As in the case of the conditional use mentioned above, the use of the should, in such cases, may give rise to ambiguities; in the last example, it is not clear whether the original statement should be (clear future) or should (means “ought to”). Similarly, “the archbishop has said that we should all sinnise from time to time” is meant to say that “We will all sinsen from time to time” (where is intended for the easy future), but rather gives the highly misleading impression that the initial word should be (which means “hard to”). For example, in most contracts, it will be unnecessary to define what a “third party” is (for example. B whether they are legal entities in a contractor`s group) who are covered by clauses relating to a “person” (. B, for example, in addition to corporations, including government entities), or “opening hours” (if “response time” or “availability of services” would not affect the activity of the underlying transaction). According to Merriam Webster`s Dictionary of The English User, the distinction between usage must and wants was born, as future markers came out of the practice of teaching Latin in English schools in the 14th century. It was customary to use the will to translate Latin (i.e. desire, desire or project); this left (which had no other latin equivalent) must reflect the Latin tension of the future. This practice, which is maintained in the role of the future marker, comes to life; It is constantly used as such in the Wycliffe Bible, in average English. But in the common language, it is the will that has become predominant in this role.

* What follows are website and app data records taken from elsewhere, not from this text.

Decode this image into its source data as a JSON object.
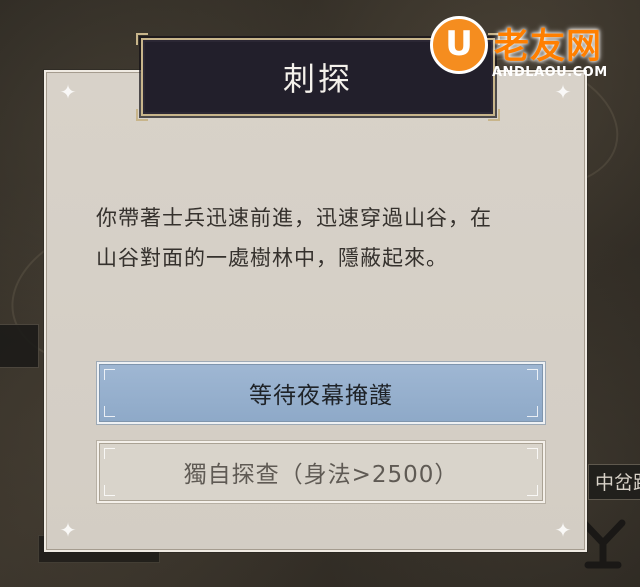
{
  "dialog": {
    "title": "刺探",
    "story_text": "你帶著士兵迅速前進，迅速穿過山谷，在\n山谷對面的一處樹林中，隱蔽起來。",
    "choices": [
      {
        "label": "等待夜幕掩護"
      },
      {
        "label": "獨自探查（身法>2500）"
      }
    ]
  },
  "background": {
    "right_map_label": "中岔路"
  },
  "watermark": {
    "mark": "U",
    "name": "老友网",
    "url": "ANDLAOU.COM"
  },
  "colors": {
    "title_bg": "#221f2b",
    "primary_button": "#9fb7d3",
    "dialog_bg": "#d8d2c9",
    "watermark_orange": "#f58d1f"
  }
}
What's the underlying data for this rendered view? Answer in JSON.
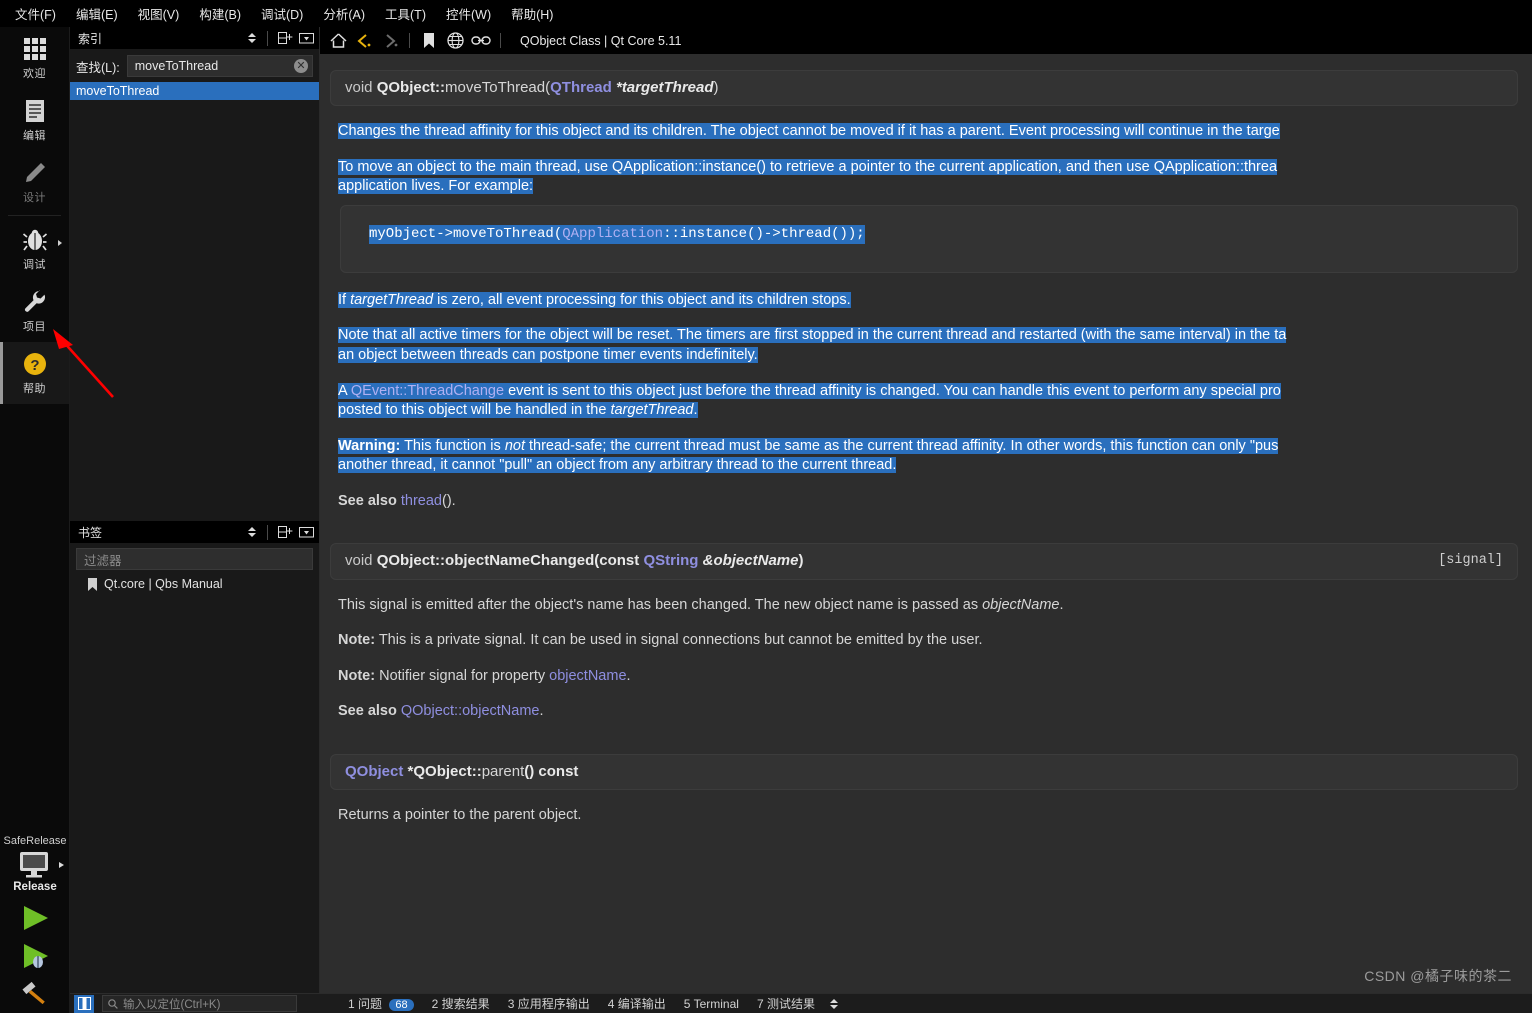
{
  "menubar": {
    "items": [
      {
        "label": "文件(F)",
        "mnemonic": "F"
      },
      {
        "label": "编辑(E)",
        "mnemonic": "E"
      },
      {
        "label": "视图(V)",
        "mnemonic": "V"
      },
      {
        "label": "构建(B)",
        "mnemonic": "B"
      },
      {
        "label": "调试(D)",
        "mnemonic": "D"
      },
      {
        "label": "分析(A)",
        "mnemonic": "A"
      },
      {
        "label": "工具(T)",
        "mnemonic": "T"
      },
      {
        "label": "控件(W)",
        "mnemonic": "W"
      },
      {
        "label": "帮助(H)",
        "mnemonic": "H"
      }
    ]
  },
  "rail": {
    "modes": [
      {
        "label": "欢迎",
        "icon": "grid-icon",
        "state": "normal"
      },
      {
        "label": "编辑",
        "icon": "document-icon",
        "state": "normal"
      },
      {
        "label": "设计",
        "icon": "pencil-icon",
        "state": "disabled"
      },
      {
        "label": "调试",
        "icon": "bug-icon",
        "state": "normal"
      },
      {
        "label": "项目",
        "icon": "wrench-icon",
        "state": "normal"
      },
      {
        "label": "帮助",
        "icon": "question-circle-icon",
        "state": "selected"
      }
    ],
    "kit_label": "SafeRelease",
    "build_config": "Release",
    "run_button": "run-icon",
    "debug_button": "debug-icon",
    "build_button": "build-hammer-icon"
  },
  "index_dock": {
    "title": "索引",
    "find_label": "查找(L):",
    "find_value": "moveToThread",
    "clear_icon": "clear-icon",
    "add_icon": "add-split-icon",
    "menu_icon": "dock-menu-icon",
    "results": [
      {
        "label": "moveToThread",
        "selected": true
      }
    ]
  },
  "bookmarks_dock": {
    "title": "书签",
    "filter_placeholder": "过滤器",
    "add_icon": "add-split-icon",
    "menu_icon": "dock-menu-icon",
    "items": [
      {
        "label": "Qt.core | Qbs Manual",
        "icon": "bookmark-icon"
      }
    ]
  },
  "viewer_toolbar": {
    "home": "home-icon",
    "back": "back-arrow-icon",
    "forward": "forward-arrow-icon",
    "bookmark": "bookmark-icon",
    "globe": "globe-icon",
    "link": "link-icon",
    "page_title": "QObject Class | Qt Core 5.11"
  },
  "doc": {
    "sig1": {
      "ret": "void",
      "cls": "QObject::",
      "fn": "moveToThread",
      "open": "(",
      "argtype": "QThread",
      "argptr": " *",
      "argname": "targetThread",
      "close": ")"
    },
    "p1": "Changes the thread affinity for this object and its children. The object cannot be moved if it has a parent. Event processing will continue in the targe",
    "p2a": "To move an object to the main thread, use QApplication::instance() to retrieve a pointer to the current application, and then use QApplication::threa",
    "p2b": "application lives. For example:",
    "code": {
      "pre": "myObject->moveToThread(",
      "link": "QApplication",
      "post": "::instance()->thread());"
    },
    "p3_a": "If ",
    "p3_i": "targetThread",
    "p3_b": " is zero, all event processing for this object and its children stops.",
    "p4a": "Note that all active timers for the object will be reset. The timers are first stopped in the current thread and restarted (with the same interval) in the ta",
    "p4b": "an object between threads can postpone timer events indefinitely.",
    "p5_a": "A ",
    "p5_link": "QEvent::ThreadChange",
    "p5_b": " event is sent to this object just before the thread affinity is changed. You can handle this event to perform any special pro",
    "p5c_a": "posted to this object will be handled in the ",
    "p5c_i": "targetThread",
    "p5c_b": ".",
    "warn_label": "Warning:",
    "warn_a": " This function is ",
    "warn_i": "not",
    "warn_b": " thread-safe; the current thread must be same as the current thread affinity. In other words, this function can only \"pus",
    "warn_c": "another thread, it cannot \"pull\" an object from any arbitrary thread to the current thread.",
    "seealso1_label": "See also ",
    "seealso1_link": "thread",
    "seealso1_tail": "().",
    "sig2": {
      "ret": "void",
      "cls": "QObject::",
      "fn": "objectNameChanged",
      "open": "(",
      "const": "const ",
      "argtype": "QString",
      "argamp": " &",
      "argname": "objectName",
      "close": ")",
      "tag": "[signal]"
    },
    "p6_a": "This signal is emitted after the object's name has been changed. The new object name is passed as ",
    "p6_i": "objectName",
    "p6_b": ".",
    "note1_label": "Note:",
    "note1_text": " This is a private signal. It can be used in signal connections but cannot be emitted by the user.",
    "note2_label": "Note:",
    "note2_text": " Notifier signal for property ",
    "note2_link": "objectName",
    "note2_tail": ".",
    "seealso2_label": "See also ",
    "seealso2_link": "QObject::objectName",
    "seealso2_tail": ".",
    "sig3": {
      "type": "QObject",
      "ptr": " *",
      "cls": "QObject::",
      "fn": "parent",
      "tail": "() const"
    },
    "p7": "Returns a pointer to the parent object."
  },
  "statusbar": {
    "toggle_icon": "sidebar-toggle-icon",
    "locator_icon": "search-icon",
    "locator_placeholder": "输入以定位(Ctrl+K)",
    "panes": [
      {
        "num": "1",
        "label": "问题",
        "badge": "68"
      },
      {
        "num": "2",
        "label": "搜索结果",
        "badge": ""
      },
      {
        "num": "3",
        "label": "应用程序输出",
        "badge": ""
      },
      {
        "num": "4",
        "label": "编译输出",
        "badge": ""
      },
      {
        "num": "5",
        "label": "Terminal",
        "badge": ""
      },
      {
        "num": "7",
        "label": "测试结果",
        "badge": ""
      }
    ]
  },
  "watermark": "CSDN @橘子味的茶二",
  "colors": {
    "selection": "#2a6fbd",
    "link": "#8f8fe0",
    "accent_yellow": "#e8b30d",
    "annotation_arrow": "#ff0000"
  }
}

Chaucer usually uses a thought impulse to indicate the future, regardless of the grammatical person. Historically, prescriptive grammar said that if pure purpose was expressed (without additional meaning such as desire or order), if the subject was in the first person, and in other cases (for example.B. “Sunday, we will go to church, and the preacher reading the Bible.”) This rule is no longer often respected by any group of English speakers and is essentially replaced in almost all contexts. Both can and can be used to mark a circumstance that will occur in future times; This construction is often called the future tension of English. For example: (Another use, generally archaic, must be used in certain dependent clauses with future reference, as in “The price is to be given to those who have done the best”. What is more normal here in modern English is the simple form of the present: “Who does the best”; See the uses of English verbs – Dependent clauses.) There are three usual abbreviations of the agreement: AG., agrmt. AGT.